"This agreement means a healthier Merrimack River and cleaner water for the communities along the river in both New Hampshire and Massachusetts," said EPA New England Regional Administrator Dennis Deziel. "EPA has long been committed to working with our state and federal partners and cities like Manchester to improve water quality along the Merrimack, which is an important source of drinking water and recreation destination."

"This agreement demonstrates a recognition by all parties of the importance of maintaining our clean waters," said Bob Scott, Commissioner of the N.H. Department of Environmental Services. "NHDES looks forward to continuing to work with Manchester, both in terms of financing the projects and ensuring they are successful."

The settlement addresses problems with Manchester's combined sewer system, which when overwhelmed by rain and stormwater, frequently discharges raw sewage, industrial waste, nitrogen, phosphorus and polluted stormwater into the Merrimack River and its tributaries.

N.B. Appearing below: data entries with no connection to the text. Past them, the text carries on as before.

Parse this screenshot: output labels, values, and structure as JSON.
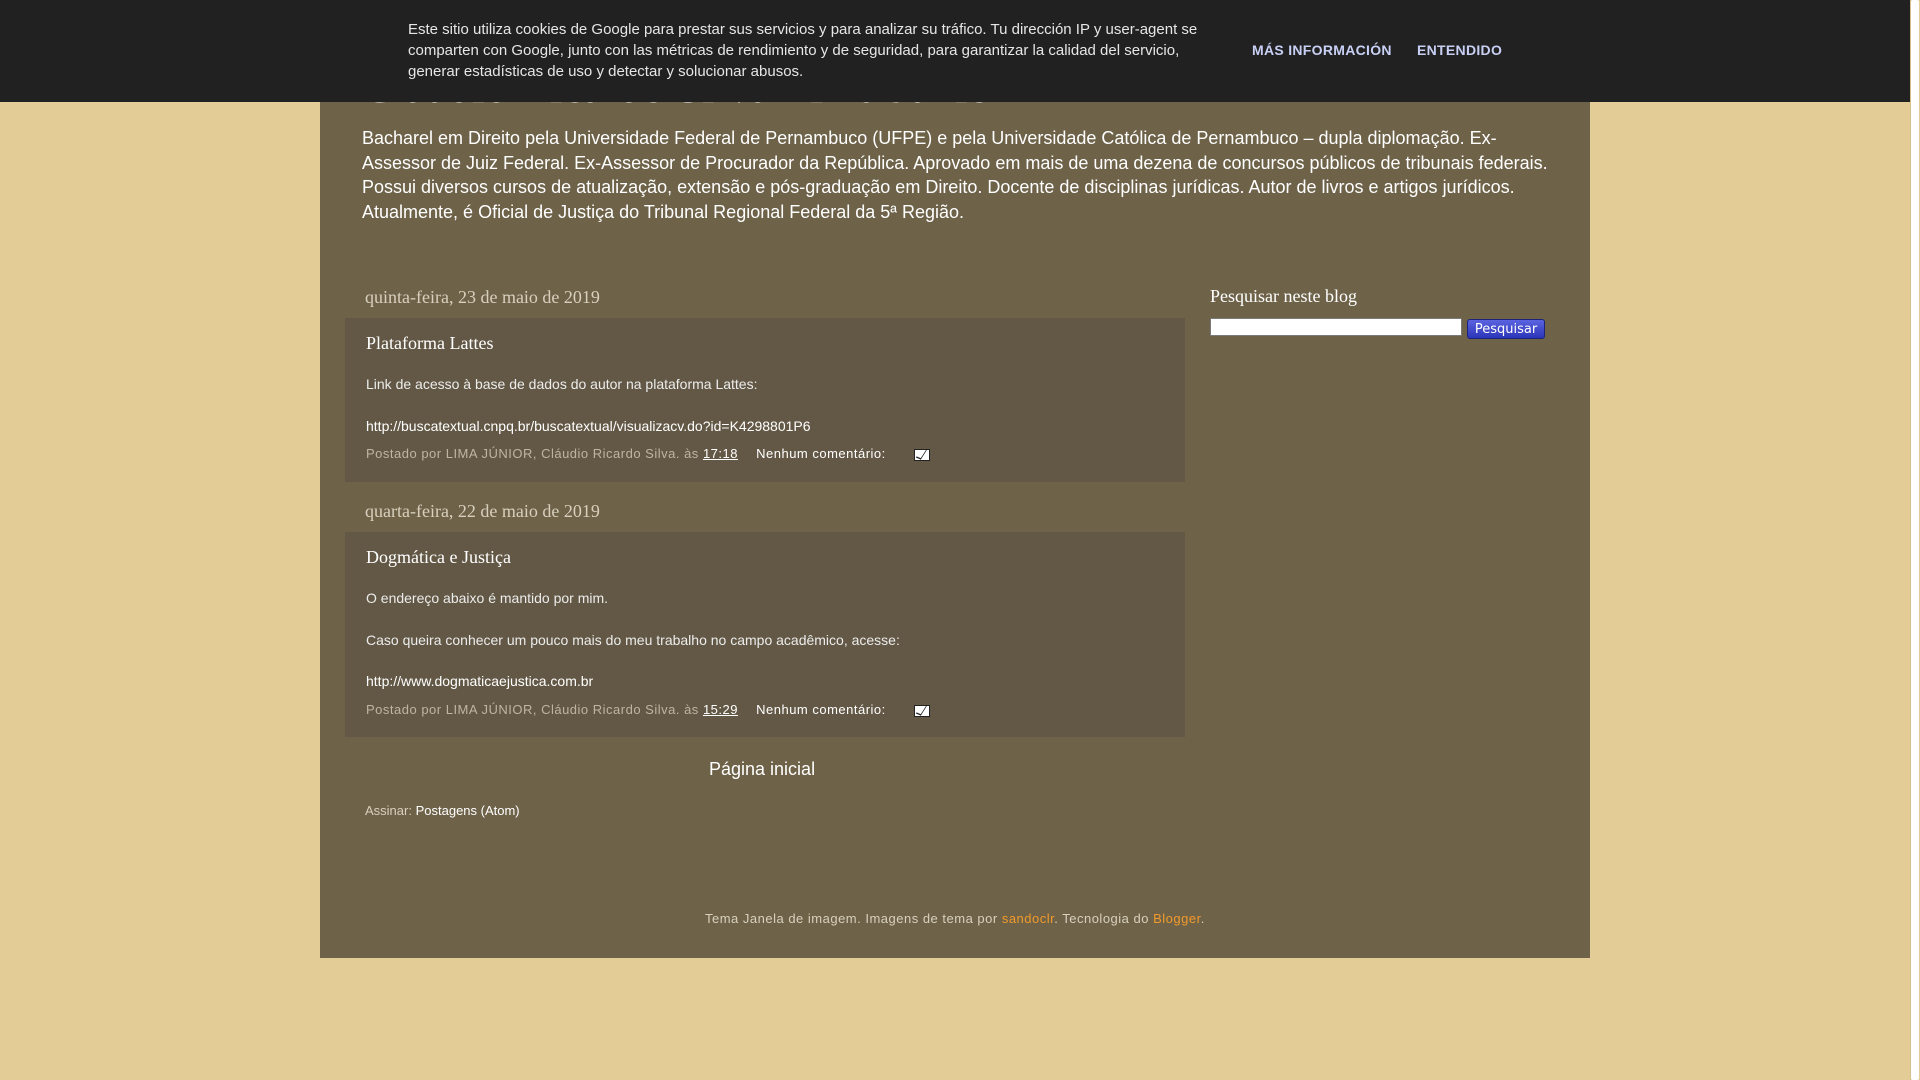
{
  "cookie_banner": {
    "text": "Este sitio utiliza cookies de Google para prestar sus servicios y para analizar su tráfico. Tu dirección IP y user-agent se comparten con Google, junto con las métricas de rendimiento y de seguridad, para garantizar la calidad del servicio, generar estadísticas de uso y detectar y solucionar abusos.",
    "more_info_label": "MÁS INFORMACIÓN",
    "ok_label": "ENTENDIDO"
  },
  "header": {
    "title": "Cláudio Ricardo Silva Lima Júnior",
    "description": "Bacharel em Direito pela Universidade Federal de Pernambuco (UFPE) e pela Universidade Católica de Pernambuco – dupla diplomação. Ex-Assessor de Juiz Federal. Ex-Assessor de Procurador da República. Aprovado em mais de uma dezena de concursos públicos de tribunais federais. Possui diversos cursos de atualização, extensão e pós-graduação em Direito. Docente de disciplinas jurídicas. Autor de livros e artigos jurídicos. Atualmente, é Oficial de Justiça do Tribunal Regional Federal da 5ª Região."
  },
  "posts": [
    {
      "date": "quinta-feira, 23 de maio de 2019",
      "title": "Plataforma Lattes",
      "paragraph1": "Link de acesso à base de dados do autor na plataforma Lattes:",
      "link": "http://buscatextual.cnpq.br/buscatextual/visualizacv.do?id=K4298801P6",
      "posted_by": "Postado por LIMA JÚNIOR, Cláudio Ricardo Silva. às",
      "time": "17:18",
      "comments": "Nenhum comentário:"
    },
    {
      "date": "quarta-feira, 22 de maio de 2019",
      "title": "Dogmática e Justiça",
      "paragraph1": "O endereço abaixo é mantido por mim.",
      "paragraph2": "Caso queira conhecer um pouco mais do meu trabalho no campo acadêmico, acesse:",
      "link": "http://www.dogmaticaejustica.com.br",
      "posted_by": "Postado por LIMA JÚNIOR, Cláudio Ricardo Silva. às",
      "time": "15:29",
      "comments": "Nenhum comentário:"
    }
  ],
  "home_link": "Página inicial",
  "subscribe": {
    "label": "Assinar:",
    "link": "Postagens (Atom)"
  },
  "sidebar": {
    "search_title": "Pesquisar neste blog",
    "search_value": "",
    "search_button": "Pesquisar"
  },
  "attribution": {
    "prefix": "Tema Janela de imagem. Imagens de tema por",
    "author": "sandoclr",
    "middle": ". Tecnologia do",
    "platform": "Blogger",
    "suffix": "."
  },
  "colors": {
    "page_background": "#e3cc96",
    "content_background": "#6e6249",
    "post_background": "#625845",
    "cookie_bar": "#212121",
    "link_orange": "#f19a2b"
  },
  "icons": [
    "email-icon"
  ]
}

The volume of combined sewage that overflows from the Manchester's combined sewer system is approximately 280 million gallons annually, which is approximately half of the combined sewage discharge volume from all communities to the Merrimack River.

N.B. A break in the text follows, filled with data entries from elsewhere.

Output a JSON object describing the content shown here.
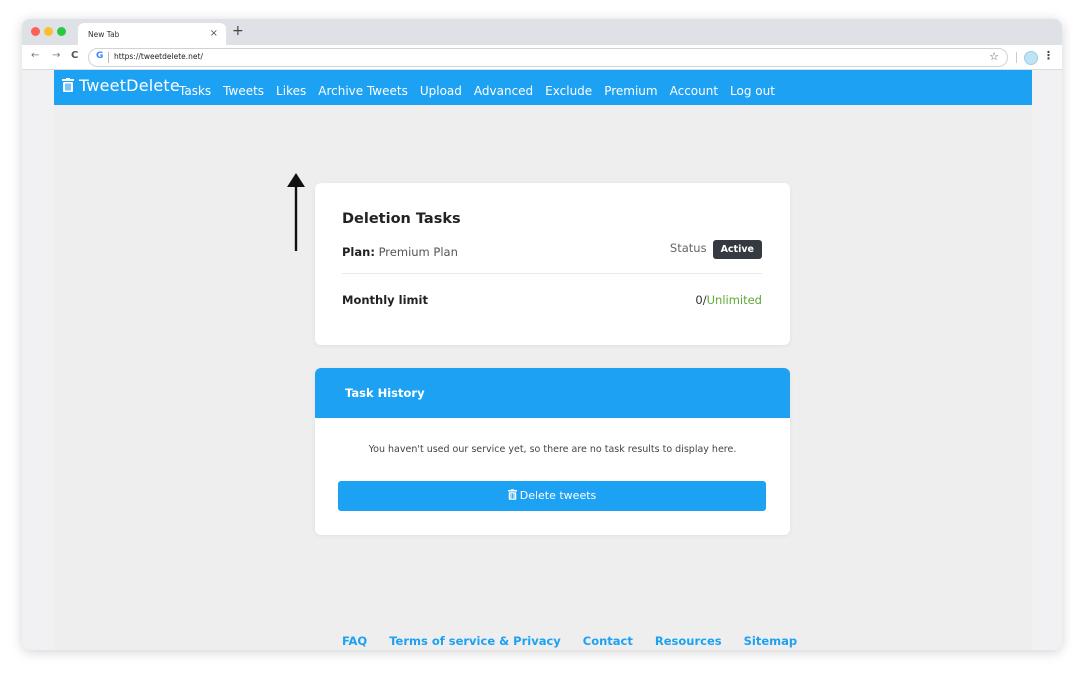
{
  "browser": {
    "tab_title": "New Tab",
    "tab_close": "×",
    "new_tab": "+",
    "url": "https://tweetdelete.net/",
    "back": "←",
    "forward": "→",
    "reload": "C",
    "google_icon": "G",
    "bookmark_icon": "☆",
    "menu_icon": "⋮"
  },
  "site": {
    "logo_text": "TweetDelete",
    "nav": [
      "Tasks",
      "Tweets",
      "Likes",
      "Archive Tweets",
      "Upload",
      "Advanced",
      "Exclude",
      "Premium",
      "Account",
      "Log out"
    ]
  },
  "deletion_tasks": {
    "title": "Deletion Tasks",
    "plan_label": "Plan:",
    "plan_value": "Premium Plan",
    "status_label": "Status",
    "status_badge": "Active",
    "monthly_limit_label": "Monthly limit",
    "monthly_used": "0/",
    "monthly_total": "Unlimited"
  },
  "task_history": {
    "title": "Task History",
    "empty_message": "You haven't used our service yet, so there are no task results to display here.",
    "delete_button": "Delete tweets"
  },
  "footer": {
    "links": [
      "FAQ",
      "Terms of service & Privacy",
      "Contact",
      "Resources",
      "Sitemap"
    ]
  },
  "colors": {
    "brand": "#1da1f2",
    "badge": "#343a40",
    "unlimited": "#5fa833"
  },
  "icons": {
    "logo": "trash-icon",
    "button": "trash-icon",
    "annotation": "arrow-up-icon"
  }
}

Under the proposed consent decree, Manchester will implement combined sewer overflow (CSO) abatement controls and upgrades at its wastewater treatment facilities that are expected to reduce the city's total annual combined sewer discharge volume by approximately 74% from approximately 280 million gallons to 73 million gallons.

The two major components of the CSO abatement controls will disconnect Cemetery Brook in Manchester, the largest of the local five significant connected brooks, from the city's combined sewer system. Manchester will design and construct a new 2.5-mile drain for Cemetery Brook from Mammoth Road to the Merrimack River to convey both the brook's and storm drainage flows. The city will also design and construct projects to separate the combined sewers for areas adjacent to the Cemetery Brook drain. These drainage and sewer separation projects will together address the largest drainage basin in the city and produce the greatest volume of CSO reduction.

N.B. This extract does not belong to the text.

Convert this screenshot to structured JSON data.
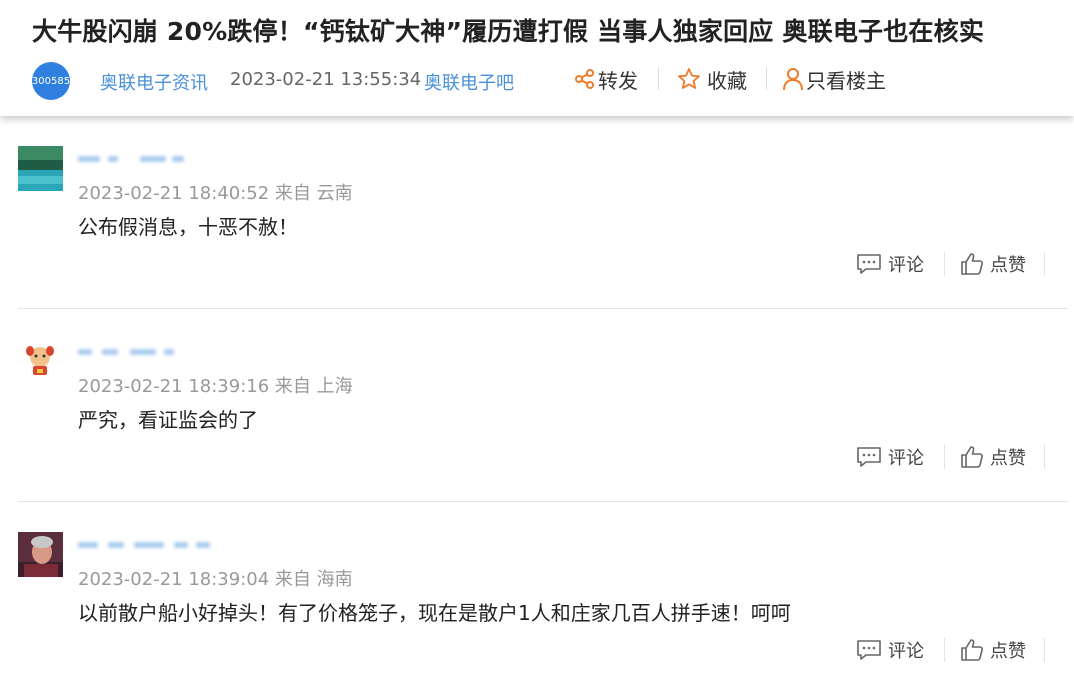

The work under the proposed consent decree also includes the construction of a new drain and sewer separation in the Christian Brook drainage basin, which will remove the third largest brook from the wastewater collection system.

The proposed consent decree also requires the city to implement a CSO discharge monitoring and notification program, which will include direct measurement of all discharges from six CSO outfalls estimated to be more than 99% of all of the city's total CSO discharge volumes. The city will be required to provide initial and supplemental notification to the public, including public health departments and downstream communities, with notification made through electronic means such as posting to the city's publicly available website and reasonable efforts to provide other notification.

In addition to the 20-year control plan, the proposed settlement also requires the upgrades to improve the handling of solid waste at the wastewater treatment plant to reduce discharges of phosphorous.

Many of the communities in the Merrimack River watershed are environmental justice communities with large numbers of minority and low-income residents.

In September 2019, EPA issued Clean Water Act permits to the cities of Haverhill, Lawrence and Lowell, Massachusetts under the National Pollutant Discharge Elimination System to reduce pollutant discharges from the three wastewater treatment plants and associated CSOs into the Merrimack River at 27 locations across the three cities.

The proposed consent decree is subject to a 30-day public comment period and court approval after it is published in the Federal Register. It will be available for viewing on the DOJ's website:

For more information on this settlement, visit:

For more information on EPA's work on the Merrimack, including the Agency's interactive "story map," visit:

For more information on EPA's work to address raw sewage and contaminated stormwater in communities across the country, visit: